In Schuette v. Coalition to Defend Affirmative Action, Justice Kennedy’s controlling plurality revised the political process doctrine and ended the practice of affirmative action in Michigan. In this opinion, Kennedy followed in the Court’s tradition of invoking antibalkanization values in equal protection cases, making the empirical claims both that antibalkanization motivated the campaign to end affirmative action in Michigan and that the campaign itself would, absent judicial intervention, have antibalkanizing effects.
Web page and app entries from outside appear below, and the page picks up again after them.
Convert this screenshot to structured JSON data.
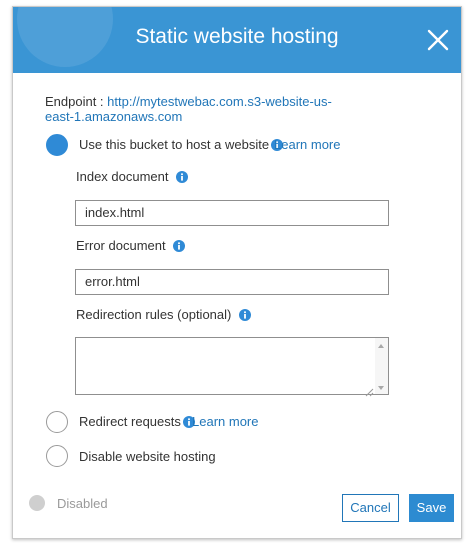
{
  "header": {
    "title": "Static website hosting"
  },
  "endpoint": {
    "label": "Endpoint :",
    "url": "http://mytestwebac.com.s3-website-us-east-1.amazonaws.com"
  },
  "options": [
    {
      "label": "Use this bucket to host a website",
      "learn_more": "Learn more",
      "selected": true
    },
    {
      "label": "Redirect requests",
      "learn_more": "Learn more",
      "selected": false
    },
    {
      "label": "Disable website hosting",
      "selected": false
    }
  ],
  "fields": {
    "index_label": "Index document",
    "index_value": "index.html",
    "error_label": "Error document",
    "error_value": "error.html",
    "redirection_label": "Redirection rules (optional)",
    "redirection_value": ""
  },
  "footer": {
    "status": "Disabled",
    "cancel": "Cancel",
    "save": "Save"
  },
  "colors": {
    "header_bg": "#3a95d4",
    "accent": "#2176b8",
    "primary_button": "#2d8bd1",
    "radio_selected": "#2f8ad6"
  }
}
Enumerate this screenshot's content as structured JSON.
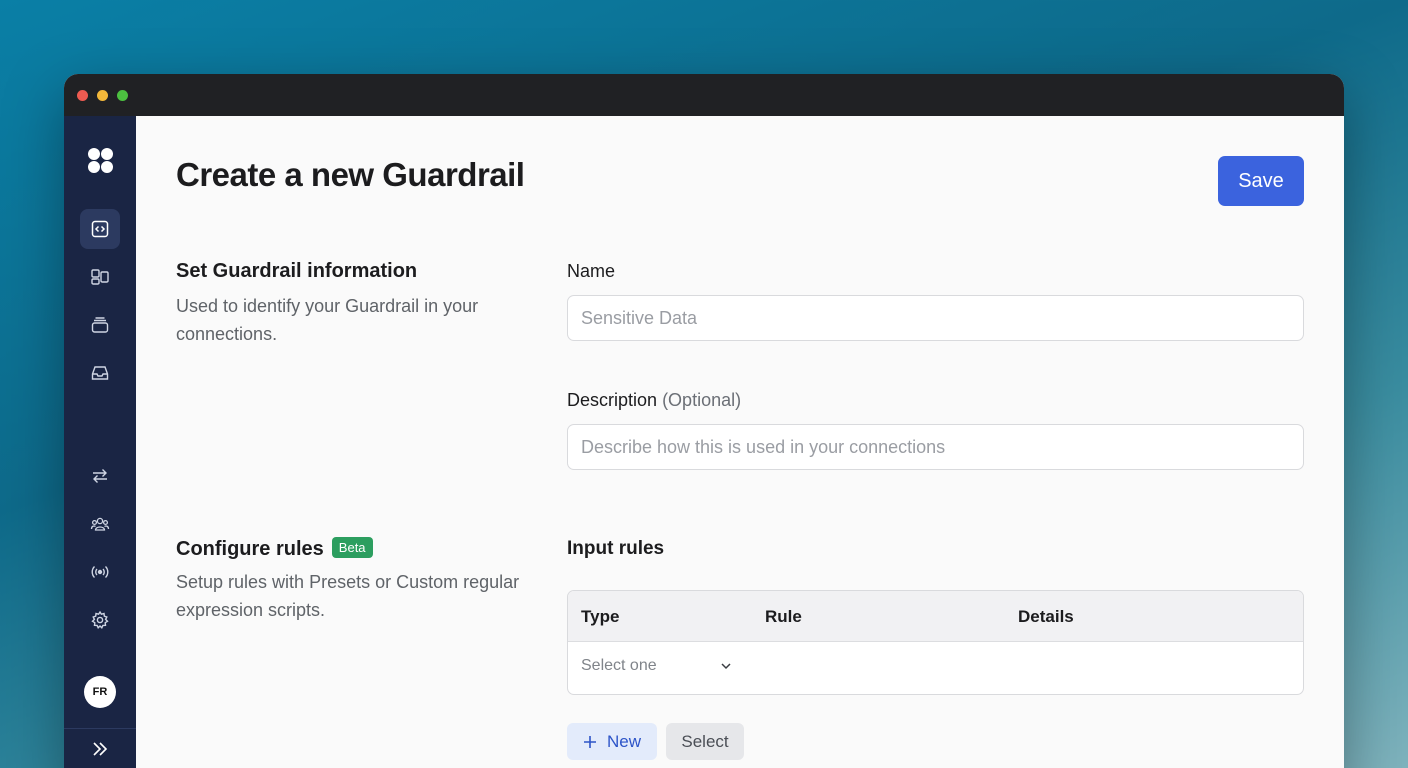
{
  "window": {
    "controls": [
      "close",
      "minimize",
      "maximize"
    ]
  },
  "sidebar": {
    "logo": "app-logo",
    "nav_top": [
      {
        "icon": "code-icon",
        "active": true
      },
      {
        "icon": "layout-icon",
        "active": false
      },
      {
        "icon": "stack-icon",
        "active": false
      },
      {
        "icon": "inbox-icon",
        "active": false
      }
    ],
    "nav_bottom": [
      {
        "icon": "arrows-icon"
      },
      {
        "icon": "users-icon"
      },
      {
        "icon": "broadcast-icon"
      },
      {
        "icon": "gear-icon"
      }
    ],
    "avatar_initials": "FR",
    "collapse_icon": "double-chevron-right-icon"
  },
  "header": {
    "title": "Create a new Guardrail",
    "save_label": "Save"
  },
  "info_section": {
    "title": "Set Guardrail information",
    "description": "Used to identify your Guardrail in your connections.",
    "name_label": "Name",
    "name_placeholder": "Sensitive Data",
    "description_label": "Description",
    "description_optional": "(Optional)",
    "description_placeholder": "Describe how this is used in your connections"
  },
  "rules_section": {
    "title": "Configure rules",
    "badge": "Beta",
    "description": "Setup rules with Presets or Custom regular expression scripts.",
    "input_rules_title": "Input rules",
    "columns": [
      "Type",
      "Rule",
      "Details"
    ],
    "type_select_placeholder": "Select one",
    "new_label": "New",
    "select_label": "Select"
  },
  "colors": {
    "accent": "#3b63de",
    "sidebar": "#1a2544",
    "beta": "#2c9e5f"
  }
}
Using sophisticated empirical methods, this Article is the first to examine whether the Court’s claims on antibalkanization are correct. We find they are not. Support for the Michigan ballot initiative banning affirmative action arose principally from feelings of racial resentment, not a desire for racial comity. The ballot initiative did not mitigate racial divisiveness but did just the opposite, exacerbating racial division in the state. We conclude by considering what Schuette and these empirical findings mean for affirmative action, for the political process doctrine, and for the antibalkanization principle.